Extracted data entries:
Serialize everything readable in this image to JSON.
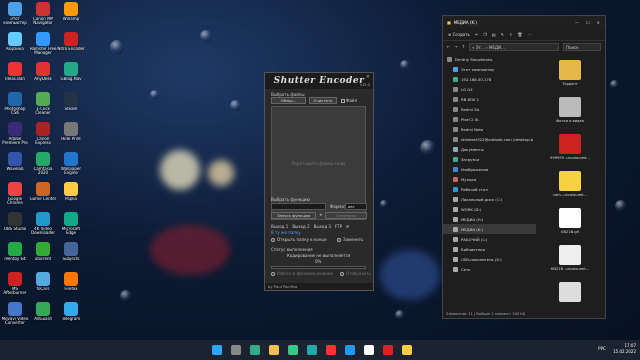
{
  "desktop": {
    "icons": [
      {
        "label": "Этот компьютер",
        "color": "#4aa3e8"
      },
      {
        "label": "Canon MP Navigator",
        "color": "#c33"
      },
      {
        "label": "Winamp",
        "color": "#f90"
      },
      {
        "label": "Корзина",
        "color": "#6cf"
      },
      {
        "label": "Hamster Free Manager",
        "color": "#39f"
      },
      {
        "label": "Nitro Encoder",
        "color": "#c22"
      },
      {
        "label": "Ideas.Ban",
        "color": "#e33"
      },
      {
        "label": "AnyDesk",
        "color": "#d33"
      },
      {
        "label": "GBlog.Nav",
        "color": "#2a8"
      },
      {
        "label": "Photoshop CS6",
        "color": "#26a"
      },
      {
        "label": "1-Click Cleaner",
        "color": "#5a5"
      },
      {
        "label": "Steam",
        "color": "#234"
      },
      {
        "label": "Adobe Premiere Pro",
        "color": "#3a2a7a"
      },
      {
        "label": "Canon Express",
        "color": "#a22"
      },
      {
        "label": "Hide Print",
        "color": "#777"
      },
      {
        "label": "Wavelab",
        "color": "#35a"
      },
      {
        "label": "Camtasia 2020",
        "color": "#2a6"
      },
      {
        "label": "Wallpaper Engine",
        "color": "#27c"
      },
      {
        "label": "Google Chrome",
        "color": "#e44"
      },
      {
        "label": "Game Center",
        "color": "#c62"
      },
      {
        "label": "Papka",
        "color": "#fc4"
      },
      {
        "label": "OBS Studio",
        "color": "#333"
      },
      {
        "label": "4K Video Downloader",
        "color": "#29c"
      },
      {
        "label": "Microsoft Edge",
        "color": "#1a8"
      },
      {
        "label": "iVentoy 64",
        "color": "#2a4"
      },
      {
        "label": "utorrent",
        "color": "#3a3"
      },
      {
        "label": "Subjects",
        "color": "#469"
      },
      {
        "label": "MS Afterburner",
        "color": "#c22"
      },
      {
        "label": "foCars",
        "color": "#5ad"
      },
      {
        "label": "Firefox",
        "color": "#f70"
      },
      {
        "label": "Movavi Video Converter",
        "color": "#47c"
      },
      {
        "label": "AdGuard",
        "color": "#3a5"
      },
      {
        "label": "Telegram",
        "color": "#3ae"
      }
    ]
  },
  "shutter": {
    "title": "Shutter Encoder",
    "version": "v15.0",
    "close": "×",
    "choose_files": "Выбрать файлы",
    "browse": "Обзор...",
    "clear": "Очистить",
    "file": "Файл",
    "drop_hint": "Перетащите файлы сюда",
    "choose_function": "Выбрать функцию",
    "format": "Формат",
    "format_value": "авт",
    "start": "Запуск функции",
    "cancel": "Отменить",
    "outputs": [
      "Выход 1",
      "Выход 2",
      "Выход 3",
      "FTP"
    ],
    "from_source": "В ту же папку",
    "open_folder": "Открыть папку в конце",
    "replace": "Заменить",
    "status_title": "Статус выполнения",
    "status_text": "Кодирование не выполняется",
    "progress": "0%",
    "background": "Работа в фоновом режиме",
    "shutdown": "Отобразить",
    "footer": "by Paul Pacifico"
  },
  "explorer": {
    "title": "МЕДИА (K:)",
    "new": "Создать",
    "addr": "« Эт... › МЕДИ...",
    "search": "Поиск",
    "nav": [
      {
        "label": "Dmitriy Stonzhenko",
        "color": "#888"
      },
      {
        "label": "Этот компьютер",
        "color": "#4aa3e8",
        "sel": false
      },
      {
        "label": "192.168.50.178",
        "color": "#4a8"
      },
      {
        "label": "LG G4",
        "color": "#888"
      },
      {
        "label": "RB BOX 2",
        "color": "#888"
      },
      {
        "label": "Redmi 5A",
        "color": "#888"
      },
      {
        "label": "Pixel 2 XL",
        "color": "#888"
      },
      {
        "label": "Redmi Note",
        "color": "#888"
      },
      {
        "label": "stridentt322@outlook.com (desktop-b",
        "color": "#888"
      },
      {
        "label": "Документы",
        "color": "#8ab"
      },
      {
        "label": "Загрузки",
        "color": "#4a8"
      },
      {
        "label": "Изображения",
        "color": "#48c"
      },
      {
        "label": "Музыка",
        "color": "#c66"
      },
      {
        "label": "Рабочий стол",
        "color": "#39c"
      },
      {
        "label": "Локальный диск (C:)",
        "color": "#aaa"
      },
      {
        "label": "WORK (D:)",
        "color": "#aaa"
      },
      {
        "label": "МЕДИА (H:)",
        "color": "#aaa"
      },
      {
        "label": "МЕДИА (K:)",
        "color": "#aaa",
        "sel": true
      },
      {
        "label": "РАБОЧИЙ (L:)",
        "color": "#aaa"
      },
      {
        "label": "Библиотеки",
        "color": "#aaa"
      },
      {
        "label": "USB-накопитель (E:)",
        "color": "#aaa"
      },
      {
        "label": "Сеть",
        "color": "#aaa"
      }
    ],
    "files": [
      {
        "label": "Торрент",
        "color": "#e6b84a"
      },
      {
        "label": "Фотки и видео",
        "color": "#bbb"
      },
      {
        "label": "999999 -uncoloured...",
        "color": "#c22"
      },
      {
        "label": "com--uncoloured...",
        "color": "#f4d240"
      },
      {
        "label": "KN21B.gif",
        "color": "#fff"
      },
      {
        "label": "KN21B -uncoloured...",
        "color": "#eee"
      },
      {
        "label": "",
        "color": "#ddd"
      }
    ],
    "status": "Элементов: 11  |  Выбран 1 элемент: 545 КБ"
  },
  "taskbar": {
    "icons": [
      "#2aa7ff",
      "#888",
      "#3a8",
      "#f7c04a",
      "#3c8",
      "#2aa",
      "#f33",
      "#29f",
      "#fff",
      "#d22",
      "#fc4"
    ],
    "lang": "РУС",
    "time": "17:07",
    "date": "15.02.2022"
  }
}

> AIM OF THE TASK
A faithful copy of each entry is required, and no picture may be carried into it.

> TASK SOLUTION
Serialize everything readable in this image to JSON.
{
  "desktop": {
    "icons": [
      {
        "label": "Этот компьютер",
        "color": "#4aa3e8"
      },
      {
        "label": "Canon MP Navigator",
        "color": "#c33"
      },
      {
        "label": "Winamp",
        "color": "#f90"
      },
      {
        "label": "Корзина",
        "color": "#6cf"
      },
      {
        "label": "Hamster Free Manager",
        "color": "#39f"
      },
      {
        "label": "Nitro Encoder",
        "color": "#c22"
      },
      {
        "label": "Ideas.Ban",
        "color": "#e33"
      },
      {
        "label": "AnyDesk",
        "color": "#d33"
      },
      {
        "label": "GBlog.Nav",
        "color": "#2a8"
      },
      {
        "label": "Photoshop CS6",
        "color": "#26a"
      },
      {
        "label": "1-Click Cleaner",
        "color": "#5a5"
      },
      {
        "label": "Steam",
        "color": "#234"
      },
      {
        "label": "Adobe Premiere Pro",
        "color": "#3a2a7a"
      },
      {
        "label": "Canon Express",
        "color": "#a22"
      },
      {
        "label": "Hide Print",
        "color": "#777"
      },
      {
        "label": "Wavelab",
        "color": "#35a"
      },
      {
        "label": "Camtasia 2020",
        "color": "#2a6"
      },
      {
        "label": "Wallpaper Engine",
        "color": "#27c"
      },
      {
        "label": "Google Chrome",
        "color": "#e44"
      },
      {
        "label": "Game Center",
        "color": "#c62"
      },
      {
        "label": "Papka",
        "color": "#fc4"
      },
      {
        "label": "OBS Studio",
        "color": "#333"
      },
      {
        "label": "4K Video Downloader",
        "color": "#29c"
      },
      {
        "label": "Microsoft Edge",
        "color": "#1a8"
      },
      {
        "label": "iVentoy 64",
        "color": "#2a4"
      },
      {
        "label": "utorrent",
        "color": "#3a3"
      },
      {
        "label": "Subjects",
        "color": "#469"
      },
      {
        "label": "MS Afterburner",
        "color": "#c22"
      },
      {
        "label": "foCars",
        "color": "#5ad"
      },
      {
        "label": "Firefox",
        "color": "#f70"
      },
      {
        "label": "Movavi Video Converter",
        "color": "#47c"
      },
      {
        "label": "AdGuard",
        "color": "#3a5"
      },
      {
        "label": "Telegram",
        "color": "#3ae"
      }
    ]
  },
  "shutter": {
    "title": "Shutter Encoder",
    "version": "v15.0",
    "close": "×",
    "choose_files": "Выбрать файлы",
    "browse": "Обзор...",
    "clear": "Очистить",
    "file": "Файл",
    "drop_hint": "Перетащите файлы сюда",
    "choose_function": "Выбрать функцию",
    "format": "Формат",
    "format_value": "авт",
    "start": "Запуск функции",
    "cancel": "Отменить",
    "outputs": [
      "Выход 1",
      "Выход 2",
      "Выход 3",
      "FTP"
    ],
    "from_source": "В ту же папку",
    "open_folder": "Открыть папку в конце",
    "replace": "Заменить",
    "status_title": "Статус выполнения",
    "status_text": "Кодирование не выполняется",
    "progress": "0%",
    "background": "Работа в фоновом режиме",
    "shutdown": "Отобразить",
    "footer": "by Paul Pacifico"
  },
  "explorer": {
    "title": "МЕДИА (K:)",
    "new": "Создать",
    "addr": "« Эт... › МЕДИ...",
    "search": "Поиск",
    "nav": [
      {
        "label": "Dmitriy Stonzhenko",
        "color": "#888"
      },
      {
        "label": "Этот компьютер",
        "color": "#4aa3e8",
        "sel": false
      },
      {
        "label": "192.168.50.178",
        "color": "#4a8"
      },
      {
        "label": "LG G4",
        "color": "#888"
      },
      {
        "label": "RB BOX 2",
        "color": "#888"
      },
      {
        "label": "Redmi 5A",
        "color": "#888"
      },
      {
        "label": "Pixel 2 XL",
        "color": "#888"
      },
      {
        "label": "Redmi Note",
        "color": "#888"
      },
      {
        "label": "stridentt322@outlook.com (desktop-b",
        "color": "#888"
      },
      {
        "label": "Документы",
        "color": "#8ab"
      },
      {
        "label": "Загрузки",
        "color": "#4a8"
      },
      {
        "label": "Изображения",
        "color": "#48c"
      },
      {
        "label": "Музыка",
        "color": "#c66"
      },
      {
        "label": "Рабочий стол",
        "color": "#39c"
      },
      {
        "label": "Локальный диск (C:)",
        "color": "#aaa"
      },
      {
        "label": "WORK (D:)",
        "color": "#aaa"
      },
      {
        "label": "МЕДИА (H:)",
        "color": "#aaa"
      },
      {
        "label": "МЕДИА (K:)",
        "color": "#aaa",
        "sel": true
      },
      {
        "label": "РАБОЧИЙ (L:)",
        "color": "#aaa"
      },
      {
        "label": "Библиотеки",
        "color": "#aaa"
      },
      {
        "label": "USB-накопитель (E:)",
        "color": "#aaa"
      },
      {
        "label": "Сеть",
        "color": "#aaa"
      }
    ],
    "files": [
      {
        "label": "Торрент",
        "color": "#e6b84a"
      },
      {
        "label": "Фотки и видео",
        "color": "#bbb"
      },
      {
        "label": "999999 -uncoloured...",
        "color": "#c22"
      },
      {
        "label": "com--uncoloured...",
        "color": "#f4d240"
      },
      {
        "label": "KN21B.gif",
        "color": "#fff"
      },
      {
        "label": "KN21B -uncoloured...",
        "color": "#eee"
      },
      {
        "label": "",
        "color": "#ddd"
      }
    ],
    "status": "Элементов: 11  |  Выбран 1 элемент: 545 КБ"
  },
  "taskbar": {
    "icons": [
      "#2aa7ff",
      "#888",
      "#3a8",
      "#f7c04a",
      "#3c8",
      "#2aa",
      "#f33",
      "#29f",
      "#fff",
      "#d22",
      "#fc4"
    ],
    "lang": "РУС",
    "time": "17:07",
    "date": "15.02.2022"
  }
}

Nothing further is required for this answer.